It strikes me that you are expecting quite a bit from a "smart" device to achieve your goals.
The problem of excess energy seems simple at first, but Mother Nature throws quite a few curves at us. For example, a nice day in the Bahamas
with solar panels
1. From sunup until the batteries
enter "float", we route
all energy into charging
(plus whatever loads (refrigerator, lights, instruments,radio, etc.) we have on all the time. We don't really care about the actual rate of charge since it's all going one place.
2. The batteries
are now at "float", hence "full" (not really, but close). We presumably can divert "excess" energy to "over and above" tasks such as heating
or making water
3. The difficulty now is in switching on those loads without negatively impacting the state-of-charge of our battery

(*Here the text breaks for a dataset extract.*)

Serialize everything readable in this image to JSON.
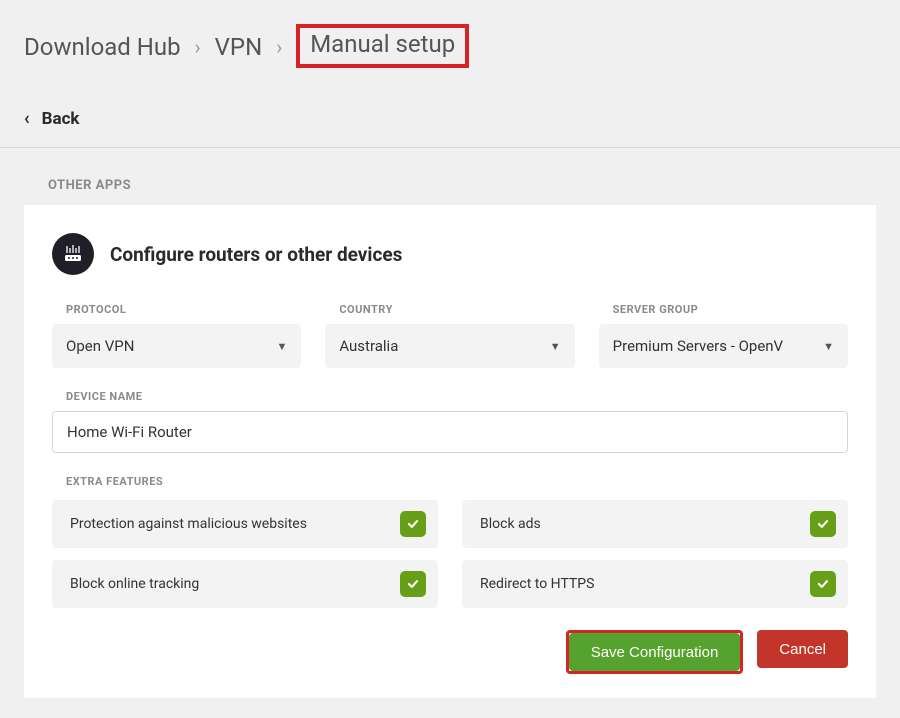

. If we simply switch in a large load (like that 300w water
heater), it will draw down the battery
rather quickly every time a cloud drifts by. Switching a resistive load on & off quickly (using say, FET switches to get around the relay contact wear problem) based on maintaining "float" voltage could work
, but this approach won't work
for a watermaker
. If the passing cloud is large & dark enough, the voltage may drop enough to convince our solar regulator
it needs to go back to "absorption" or even "bulk" depending on how far the system voltage drops. Any "extra load" switching device needs to understand this and react properly by removing these loads.
Loads that are more complex (like a watermaker) that cannot be turned on & off at will complicate matters even more.
4. As the sun sets in the West, the "extra load" device needs to shut down properly so the last few solar
rays go into the batteries and standing loads.
changes (i.e., a bank of dark clouds) approaches - you really should shut down all the extras before it arrives to ensure you are at full charge.
b. Changing seasons means that initial, peak and ending charge times will change.
c. Changing locations (you sail to the Chesapeake or Maine) means the expectations for sunlight (and the hourly availability of charge) will change.
I suspect someone could probably build such a smart device, given enough sensors to drive it - or you could substitute a human into the loop and switch in loads as your superior "smarts" allow - for example, in the tropics with expectations of several hours of good charge available, you energize the watermaker
for a couple of hours. Upon spotting an approaching front, you shut it down.